Recrystallisation and Melting point analysis


  • This is a process that can be used to purify a solid substance. It essentially involves dissolving a substance in an appropriate solvent and then having it come out of the solution in a crystalline form.

The Procedure:

  1. Dissolve the impure solid into just the right amount of a warm, approproate solvent (until a saturated solution is formed).
  2. If the solution is not clear; filter the solution through a buchner funnel to remove any insoluble impurities.
  3. Cool the solution, so that the product recrystallises leaving the smaller amounts of impurities in the solution.
  4. Filter the solution to recover the purified product.
  5. Wash the solid with small amounts of pure solvent to wash away the solution of impurities still on the solid.
  6. Allow the solvent to evaporate.

Melting Point Analysis

  • Melting point analysis can be used to determine how pure a substance is.

The Procedure

  1. Fill a melting point capillary tube with a small sample of your purified sample. Tap gently on the bench to ensure that the substance goes to the bottom of the tube. (Fill to around 0.5 cm).
  2. Insert the capillary tube into the melting point analysis apparatus, and apply heat that will cause the temperature to raise by about 10oC per minute.
  3. Watch carefully for a sign of melting. Record the temperature range over which the substance has melted.

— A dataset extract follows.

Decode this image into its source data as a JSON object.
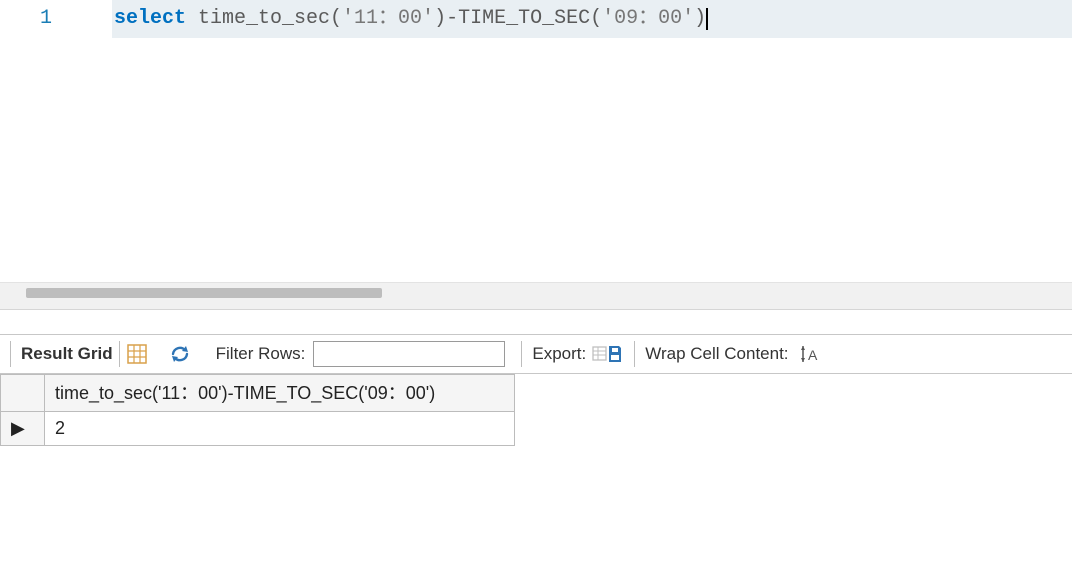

A small range indicates that the substance is pure. If your substance is impure, you will have a solid that melts over a range of temperatures.

A good target to aim for is a substance that will have a range of a few degrees. If the substance is heated too fast, then the melting point will be higher than expected.

Useful books for revision

Revise A2 Chemistry for Salters (OCR A Level Chemistry B)
Salters (OCR) Revise A2 Chemistry